Epinephelus, Siganus canaliculatus, anthropogenic activities, fish, fisheries, habitat destruction, habitats, life history, longevity, mortality, protogyny, water pollution, Persian Gulf
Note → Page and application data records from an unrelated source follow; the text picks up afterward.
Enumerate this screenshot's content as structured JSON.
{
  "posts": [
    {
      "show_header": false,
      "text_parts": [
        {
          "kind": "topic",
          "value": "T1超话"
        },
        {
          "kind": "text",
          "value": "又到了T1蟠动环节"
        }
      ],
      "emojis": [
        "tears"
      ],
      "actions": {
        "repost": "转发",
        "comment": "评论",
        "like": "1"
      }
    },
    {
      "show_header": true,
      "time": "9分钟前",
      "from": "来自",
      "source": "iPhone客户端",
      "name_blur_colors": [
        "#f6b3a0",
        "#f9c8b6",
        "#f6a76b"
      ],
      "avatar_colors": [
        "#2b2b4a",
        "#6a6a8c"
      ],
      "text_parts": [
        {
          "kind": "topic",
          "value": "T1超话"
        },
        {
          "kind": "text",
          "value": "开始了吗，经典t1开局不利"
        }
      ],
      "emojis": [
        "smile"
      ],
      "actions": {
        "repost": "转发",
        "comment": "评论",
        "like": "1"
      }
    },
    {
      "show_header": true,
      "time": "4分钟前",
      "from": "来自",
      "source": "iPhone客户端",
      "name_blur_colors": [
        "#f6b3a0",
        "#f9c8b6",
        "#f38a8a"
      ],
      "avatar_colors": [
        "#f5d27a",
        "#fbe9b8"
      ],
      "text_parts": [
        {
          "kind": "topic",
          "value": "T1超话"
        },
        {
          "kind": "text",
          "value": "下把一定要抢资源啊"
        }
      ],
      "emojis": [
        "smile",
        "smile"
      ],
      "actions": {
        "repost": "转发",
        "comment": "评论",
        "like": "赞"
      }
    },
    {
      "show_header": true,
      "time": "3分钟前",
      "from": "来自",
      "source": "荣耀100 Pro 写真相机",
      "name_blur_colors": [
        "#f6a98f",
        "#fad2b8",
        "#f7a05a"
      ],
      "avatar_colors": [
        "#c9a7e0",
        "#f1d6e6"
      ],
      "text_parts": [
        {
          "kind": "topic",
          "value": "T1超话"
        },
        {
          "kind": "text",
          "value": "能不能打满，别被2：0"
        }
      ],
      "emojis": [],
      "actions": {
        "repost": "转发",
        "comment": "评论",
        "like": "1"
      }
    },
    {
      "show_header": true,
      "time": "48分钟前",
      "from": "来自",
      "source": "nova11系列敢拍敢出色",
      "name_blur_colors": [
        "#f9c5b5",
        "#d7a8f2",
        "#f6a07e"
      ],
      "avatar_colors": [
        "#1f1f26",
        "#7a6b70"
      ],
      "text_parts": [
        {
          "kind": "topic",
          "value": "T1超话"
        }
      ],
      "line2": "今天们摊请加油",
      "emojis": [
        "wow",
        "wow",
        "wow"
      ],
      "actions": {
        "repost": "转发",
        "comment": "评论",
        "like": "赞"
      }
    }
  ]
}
Epinephelus areolatus and Siganus canaliculatus are two species of fisheries importance associated with vegetated habitats, which are in turn threatened by human activities such as land filling. We tested their associations with vegetated habitats in the Arabian Gulf and examined essential life history traits to infer their vulnerability to the degradation of vegetated habitats. Epinephelus areolatus is found to be more abundant at deeper offshore vegetated habitats, while S. canaliculatus has higher abundance at shallow nearshore habitats. Epinephelus areolatus exhibits a longer life span, lower growth coefficient, larger size at 50% maturity, lower natural mortality, and protogynous sexual pattern, compared to Siganus canaliculatus. Accordingly, Epinephelus areolatus is expected to be more vulnerable to habitat degradation and environmental fluctuations. Different preferences in using vegetated habitats and degrees of vulnerability to habitat degradation for these two species could be further integrated to set priorities for management and conservation plans.